- [Entries from a dataset of interfaces]
* * *
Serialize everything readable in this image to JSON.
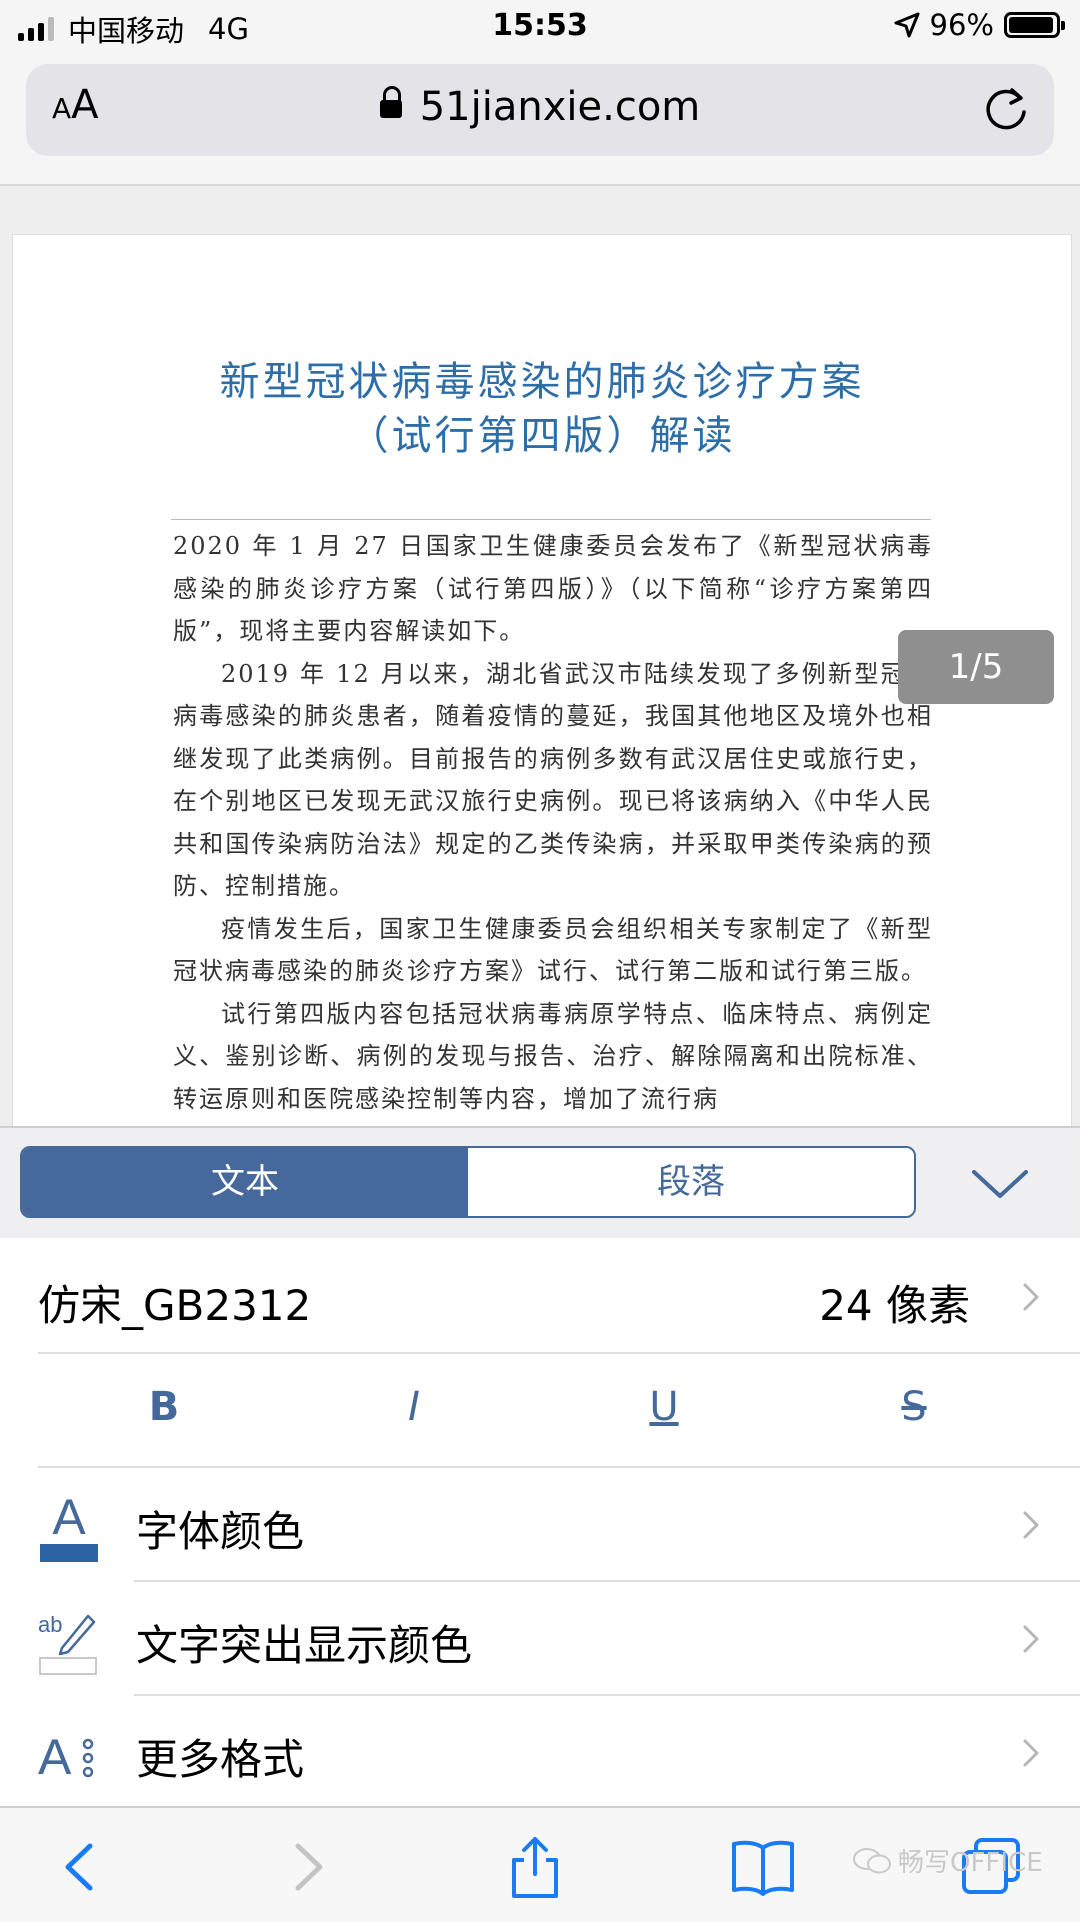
{
  "status_bar": {
    "carrier": "中国移动",
    "network": "4G",
    "time": "15:53",
    "battery": "96%",
    "battery_level": 0.96
  },
  "browser": {
    "text_size_button": "AA",
    "url": "51jianxie.com"
  },
  "document": {
    "title_line1": "新型冠状病毒感染的肺炎诊疗方案",
    "title_line2": "（试行第四版）解读",
    "paragraphs": [
      "2020 年 1 月 27 日国家卫生健康委员会发布了《新型冠状病毒感染的肺炎诊疗方案（试行第四版）》（以下简称“诊疗方案第四版”，现将主要内容解读如下。",
      "2019 年 12 月以来，湖北省武汉市陆续发现了多例新型冠状病毒感染的肺炎患者，随着疫情的蔓延，我国其他地区及境外也相继发现了此类病例。目前报告的病例多数有武汉居住史或旅行史，在个别地区已发现无武汉旅行史病例。现已将该病纳入《中华人民共和国传染病防治法》规定的乙类传染病，并采取甲类传染病的预防、控制措施。",
      "疫情发生后，国家卫生健康委员会组织相关专家制定了《新型冠状病毒感染的肺炎诊疗方案》试行、试行第二版和试行第三版。",
      "试行第四版内容包括冠状病毒病原学特点、临床特点、病例定义、鉴别诊断、病例的发现与报告、治疗、解除隔离和出院标准、转运原则和医院感染控制等内容，增加了流行病"
    ],
    "page_indicator": "1/5"
  },
  "format_panel": {
    "tabs": [
      {
        "label": "文本",
        "active": true
      },
      {
        "label": "段落",
        "active": false
      }
    ],
    "font_name": "仿宋_GB2312",
    "font_size": "24 像素",
    "styles": {
      "bold": "B",
      "italic": "I",
      "underline": "U",
      "strike": "S"
    },
    "items": [
      {
        "label": "字体颜色"
      },
      {
        "label": "文字突出显示颜色"
      },
      {
        "label": "更多格式"
      }
    ],
    "accent_color": "#44699a",
    "font_color_swatch": "#2b62a3"
  },
  "watermark": "畅写OFFICE"
}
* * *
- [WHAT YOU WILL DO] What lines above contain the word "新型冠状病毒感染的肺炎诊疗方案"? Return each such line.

- [TASK SOLUTION]
    "title_line1": "新型冠状病毒感染的肺炎诊疗方案",
      "2020 年 1 月 27 日国家卫生健康委员会发布了《新型冠状病毒感染的肺炎诊疗方案（试行第四版）》（以下简称“诊疗方案第四版”，现将主要内容解读如下。",
      "疫情发生后，国家卫生健康委员会组织相关专家制定了《新型冠状病毒感染的肺炎诊疗方案》试行、试行第二版和试行第三版。",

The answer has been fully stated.